The government has stepped up its efforts to prevent the unnecessary use of antibiotics with a national campaign designed to remind doctors of the growing problem of resistance to them.

The first national public education campaign to discourage the over-use of antibiotics was launched nearly 10 years ago, but resistance is snowballing and immediate action is essential to retain the efficacy of these treatments, particularly as the number of new drugs hitting the market has slowed in the last few years, according to the Department of Health.

Last year, researchers at the University of Sunderland found that 74% of surgical patients at Sunderland Royal Hospital received more antibiotic than the recommended dose, while the rate of over-prescribing had increased 20% since a previous study in 2006.

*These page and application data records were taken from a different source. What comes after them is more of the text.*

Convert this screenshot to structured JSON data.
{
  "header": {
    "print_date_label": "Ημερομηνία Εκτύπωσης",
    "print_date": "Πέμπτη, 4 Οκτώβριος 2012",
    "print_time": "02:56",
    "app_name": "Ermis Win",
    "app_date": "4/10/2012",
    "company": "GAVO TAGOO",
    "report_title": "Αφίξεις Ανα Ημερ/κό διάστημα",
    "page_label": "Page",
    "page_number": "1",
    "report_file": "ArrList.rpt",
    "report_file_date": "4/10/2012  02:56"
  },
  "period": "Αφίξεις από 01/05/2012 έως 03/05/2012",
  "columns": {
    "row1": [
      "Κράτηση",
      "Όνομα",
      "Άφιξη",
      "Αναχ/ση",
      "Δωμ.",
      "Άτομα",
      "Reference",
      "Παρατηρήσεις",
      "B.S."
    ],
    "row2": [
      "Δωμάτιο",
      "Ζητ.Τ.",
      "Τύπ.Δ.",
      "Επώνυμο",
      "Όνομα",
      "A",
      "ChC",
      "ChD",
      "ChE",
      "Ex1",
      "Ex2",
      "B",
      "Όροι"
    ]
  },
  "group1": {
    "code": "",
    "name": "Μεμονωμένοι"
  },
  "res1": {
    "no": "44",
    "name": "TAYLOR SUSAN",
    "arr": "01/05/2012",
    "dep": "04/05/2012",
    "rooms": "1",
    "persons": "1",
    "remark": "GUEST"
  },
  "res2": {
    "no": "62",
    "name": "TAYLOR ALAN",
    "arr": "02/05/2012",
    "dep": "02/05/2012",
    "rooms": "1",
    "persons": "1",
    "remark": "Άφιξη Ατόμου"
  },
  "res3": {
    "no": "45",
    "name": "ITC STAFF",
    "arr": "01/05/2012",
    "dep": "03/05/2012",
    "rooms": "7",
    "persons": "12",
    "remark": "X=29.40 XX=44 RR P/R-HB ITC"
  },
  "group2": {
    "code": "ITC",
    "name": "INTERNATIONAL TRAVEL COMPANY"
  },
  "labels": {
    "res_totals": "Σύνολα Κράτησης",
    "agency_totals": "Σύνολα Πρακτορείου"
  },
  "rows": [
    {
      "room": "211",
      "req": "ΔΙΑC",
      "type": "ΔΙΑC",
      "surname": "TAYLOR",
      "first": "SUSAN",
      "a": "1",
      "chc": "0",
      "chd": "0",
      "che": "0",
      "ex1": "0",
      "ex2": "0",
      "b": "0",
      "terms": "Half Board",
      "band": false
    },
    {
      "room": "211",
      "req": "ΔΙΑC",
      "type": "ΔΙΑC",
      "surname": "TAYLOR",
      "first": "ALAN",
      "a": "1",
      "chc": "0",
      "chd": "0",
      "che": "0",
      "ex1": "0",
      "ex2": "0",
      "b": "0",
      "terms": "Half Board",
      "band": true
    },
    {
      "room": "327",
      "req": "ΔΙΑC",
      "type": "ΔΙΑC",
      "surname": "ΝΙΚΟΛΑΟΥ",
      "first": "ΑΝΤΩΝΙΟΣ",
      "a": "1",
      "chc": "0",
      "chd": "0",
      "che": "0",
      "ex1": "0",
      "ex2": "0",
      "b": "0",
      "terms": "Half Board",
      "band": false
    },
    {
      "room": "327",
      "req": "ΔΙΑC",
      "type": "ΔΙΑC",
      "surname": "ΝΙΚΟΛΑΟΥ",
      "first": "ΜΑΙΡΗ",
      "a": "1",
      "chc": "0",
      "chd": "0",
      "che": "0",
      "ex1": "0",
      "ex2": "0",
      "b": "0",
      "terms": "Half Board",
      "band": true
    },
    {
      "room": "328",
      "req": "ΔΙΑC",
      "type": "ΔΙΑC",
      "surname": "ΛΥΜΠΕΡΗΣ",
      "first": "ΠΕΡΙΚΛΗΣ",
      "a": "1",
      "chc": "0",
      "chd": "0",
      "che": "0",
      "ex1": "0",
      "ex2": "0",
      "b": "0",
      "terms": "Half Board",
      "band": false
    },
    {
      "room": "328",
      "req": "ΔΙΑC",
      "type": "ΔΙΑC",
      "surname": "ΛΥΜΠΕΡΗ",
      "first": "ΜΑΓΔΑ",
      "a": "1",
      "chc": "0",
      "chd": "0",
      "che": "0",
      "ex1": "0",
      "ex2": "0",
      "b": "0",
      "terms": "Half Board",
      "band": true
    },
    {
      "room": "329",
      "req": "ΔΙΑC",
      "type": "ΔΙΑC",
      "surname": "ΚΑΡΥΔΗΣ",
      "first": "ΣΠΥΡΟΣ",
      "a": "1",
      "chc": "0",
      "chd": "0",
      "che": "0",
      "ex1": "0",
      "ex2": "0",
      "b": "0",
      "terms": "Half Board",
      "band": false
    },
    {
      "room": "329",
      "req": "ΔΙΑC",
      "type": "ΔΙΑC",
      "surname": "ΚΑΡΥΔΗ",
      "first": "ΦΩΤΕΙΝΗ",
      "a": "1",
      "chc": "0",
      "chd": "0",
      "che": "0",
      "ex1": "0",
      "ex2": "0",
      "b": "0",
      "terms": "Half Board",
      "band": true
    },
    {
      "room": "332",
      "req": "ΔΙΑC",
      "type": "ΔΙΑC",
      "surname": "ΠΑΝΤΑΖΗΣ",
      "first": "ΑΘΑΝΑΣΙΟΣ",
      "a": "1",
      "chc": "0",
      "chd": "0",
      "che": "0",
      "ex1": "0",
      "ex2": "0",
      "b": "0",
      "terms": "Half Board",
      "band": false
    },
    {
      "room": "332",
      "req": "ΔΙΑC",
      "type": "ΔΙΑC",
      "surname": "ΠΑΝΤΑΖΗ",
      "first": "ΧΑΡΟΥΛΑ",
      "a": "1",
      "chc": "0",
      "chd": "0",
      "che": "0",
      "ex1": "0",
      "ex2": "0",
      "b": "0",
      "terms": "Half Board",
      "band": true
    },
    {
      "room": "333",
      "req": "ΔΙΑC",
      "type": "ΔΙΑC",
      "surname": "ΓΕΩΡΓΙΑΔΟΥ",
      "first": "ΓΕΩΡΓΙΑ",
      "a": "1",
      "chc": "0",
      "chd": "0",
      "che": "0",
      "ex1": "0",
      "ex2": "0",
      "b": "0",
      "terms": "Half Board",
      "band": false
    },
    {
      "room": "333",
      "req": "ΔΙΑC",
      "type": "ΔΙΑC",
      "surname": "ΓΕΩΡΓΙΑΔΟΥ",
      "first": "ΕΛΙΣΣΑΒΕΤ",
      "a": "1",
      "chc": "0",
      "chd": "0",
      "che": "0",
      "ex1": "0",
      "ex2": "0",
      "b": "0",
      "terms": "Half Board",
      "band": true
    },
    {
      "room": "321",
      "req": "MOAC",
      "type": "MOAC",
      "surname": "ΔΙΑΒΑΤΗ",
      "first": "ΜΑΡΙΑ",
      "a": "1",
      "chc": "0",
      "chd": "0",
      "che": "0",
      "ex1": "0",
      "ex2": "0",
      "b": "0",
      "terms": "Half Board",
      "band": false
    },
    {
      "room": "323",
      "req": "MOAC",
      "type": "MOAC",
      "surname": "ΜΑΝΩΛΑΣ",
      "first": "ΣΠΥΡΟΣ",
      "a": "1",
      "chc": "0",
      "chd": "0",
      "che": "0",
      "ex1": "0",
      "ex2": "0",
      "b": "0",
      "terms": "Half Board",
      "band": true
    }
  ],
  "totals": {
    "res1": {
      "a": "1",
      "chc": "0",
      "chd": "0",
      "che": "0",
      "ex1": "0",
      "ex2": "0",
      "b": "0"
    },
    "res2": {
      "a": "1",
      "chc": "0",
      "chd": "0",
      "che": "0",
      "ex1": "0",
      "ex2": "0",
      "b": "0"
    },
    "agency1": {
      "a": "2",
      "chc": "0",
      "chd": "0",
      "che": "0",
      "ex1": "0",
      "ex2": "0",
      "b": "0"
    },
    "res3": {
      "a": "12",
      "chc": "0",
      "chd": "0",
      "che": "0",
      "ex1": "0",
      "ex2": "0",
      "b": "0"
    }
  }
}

But aside from incorrect prescriptions for antibiotics, which are too often dished out for conditions such as the common cold that is caused by a virus and not bacteria, the growing rate of resistance is also down to patients not taking their drugs properly, such as too infrequently or not finishing the course at all.

Targeting the public and prescribers
The government’s new campaign aims to educate both the public and healthcare professionals to the growing problem of resistance, and involves the placing of adverts in national newspapers and magazines as well as the provision of posters and leaflets in GPs surgeries and pharmacies to help raise awareness of the dangers.

"Antibiotic resistance is becoming more common and in recent years fewer new antibiotics have been discovered…We must all play a part in conserving antibiotics as a valuable clinical resource,” stressed Chief Medical Officer Sir Liam Donaldson.